If you’re talking about the internet, online transactions, and electronic payments, unfortunately, you don’t have to wait for winter for it to be “bug” season – there are always plenty of “viruses” and contagions to command your interest!

Among the lastest, are the Shellshock Bug, which we mentioned in last week’s newsletter, as it was breaking.  As a Financial Express article sums it up: “Bash is the Bourne Again Shell (some programmers do pun) which runs on Unix and Unix-like systems. Think of it as the command line—the empty prompt where humans type commands. Bash’s command interpreter, which tells the machine what humans want it to do, is slightly broken. It keeps reading beyond the page. If, for instance, a script sets an environment variable and signals the end of the command, Bash wants to know more. And if a command to wipe the hard disk follows, Bash will silently execute it.”

Bad news indeed, but the same article says perhaps some calm is warranted, since the bug wasn’t announced publicly until patches had been devised. You can read it and decide on your own level of alarm. But even if traditional systems are safe for now, the so-called “Internet of Things” also runs on Unix programming, which the Bash Bug could exploit. This “Internet of Things is the new frontier for everything,” the article says, “including bugs. It will be interesting to see how its promoters deal with their first major bug. Internet servers and home routers are easy to patch remotely, since their owners and manufacturers know where they are and have an interest in protecting them. But swarms of objects like radio-tagged airline luggage, or clouds of chip-sized microsatellites that add up to giant remote sensing antennas, are somewhat autonomous.”

And speaking of “things,” Wired has a major piece about another security flaw we’d mentioned here, that affecting USB Data sticks. In some instances “the infected USB can impersonate a keyboard to type any keystrokes the attacker chooses on the victim’s machine. Because it affects the firmware of the USB’s microcontroller, that attack program would be stored in the rewritable code that controls the USB’s basic functions, not in its flash memory—even deleting the entire contents of its storage wouldn’t catch the malware.”

As with the Bash exploit, a “bugged” USB stick could be used to take over whole systems and devices. And the problem is so many USB drives are already out there — it may be years and years before their use can be deemed reasonably “safe” again.

However, even bugs can be made vulnerable themselves in the face of a little prevention. But we’re not talking about getting enough exercise or taking your vitamins, in case. Rather, how you can protect the digital assets of your business, and your customers, from malware and infection.

Toward that end, MasterCard has issued tips on how to protect yourself from “phishing” attacks — the same kind of techniques used for the unfortunately infamous Target, Home Depot, and other consumer breaches.

We’ll be presenting MasterCard’s tips over the next couple of blog posts. This week, we focus on some advice about protecting basic ID information — including the MIDs, or Manufacturer’s Identification Number, found on the devices that create the very same electronic network your customers rely on. Among their tips:

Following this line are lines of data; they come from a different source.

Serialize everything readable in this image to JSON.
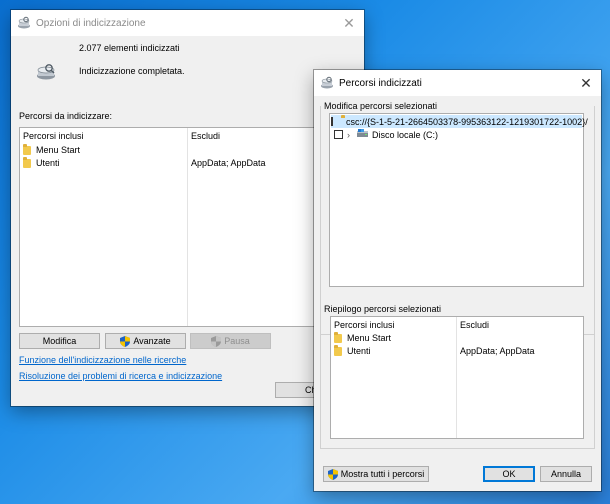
{
  "indexing_options": {
    "title": "Opzioni di indicizzazione",
    "items_indexed": "2.077 elementi indicizzati",
    "status": "Indicizzazione completata.",
    "locations_label": "Percorsi da indicizzare:",
    "columns": {
      "included": "Percorsi inclusi",
      "excluded": "Escludi"
    },
    "rows": [
      {
        "name": "Menu Start",
        "excluded": ""
      },
      {
        "name": "Utenti",
        "excluded": "AppData; AppData"
      }
    ],
    "buttons": {
      "modify": "Modifica",
      "advanced": "Avanzate",
      "pause": "Pausa",
      "close": "Ch"
    },
    "links": {
      "search_function": "Funzione dell'indicizzazione nelle ricerche",
      "troubleshoot": "Risoluzione dei problemi di ricerca e indicizzazione"
    }
  },
  "indexed_locations": {
    "title": "Percorsi indicizzati",
    "modify_label": "Modifica percorsi selezionati",
    "tree": [
      {
        "label": "csc://{S-1-5-21-2664503378-995363122-1219301722-1002}/",
        "checked": false,
        "expandable": false,
        "selected": true
      },
      {
        "label": "Disco locale (C:)",
        "checked": false,
        "expandable": true,
        "selected": false
      }
    ],
    "summary_label": "Riepilogo percorsi selezionati",
    "columns": {
      "included": "Percorsi inclusi",
      "excluded": "Escludi"
    },
    "rows": [
      {
        "name": "Menu Start",
        "excluded": ""
      },
      {
        "name": "Utenti",
        "excluded": "AppData; AppData"
      }
    ],
    "buttons": {
      "show_all": "Mostra tutti i percorsi",
      "ok": "OK",
      "cancel": "Annulla"
    }
  },
  "colors": {
    "desktop": "#1b8be6",
    "link": "#0066cc",
    "selection": "#cce8ff",
    "focus_border": "#0078d7"
  }
}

*Never disclose MID numbers, terminal ID numbers, acquirer’s bank identification number (BINs), or anything else. After all, payment brands, like MasterCard and others, have this information already, and wouldn’t need it. If you get suspicious calls requesting such info, that’s the hallmark of a “phishing” expedition. What you might do instead is call  your acquirer, or your processor (which would be us, here at AVPS), and report the call.

*Beware suspicious emails, or  “surprise” technician visits, in addition to phone calls, that just don’t seem “kosher.” Once again, you should immediately contact your acquirer or us, at AVPS, to verify the request, or the visit. Tip-offs include any “unscheduled” terminal repair  visits, requesting access to the point-of-sale (POS) equipment. There are times in life where surprises are welcome — POS equipment repair is not one of them.

*Limit employee access  to numbers, like MID numbers, terminal IDs, or the acquirer’s BIN to help prevent the accidental leaking of such information. And of course, don’t physically post such information on registers, computers, terminals, other equipment, desks, etc. It’s not just a “handy reminder” — it may be a hand-off of the very keys to the kingdom, for someone who should never have them.

We’ll have more tips next week — tricks for you, to keep the “treats” out of the bad guy’s hands. As ever, contact AVPS with any questions or concerns.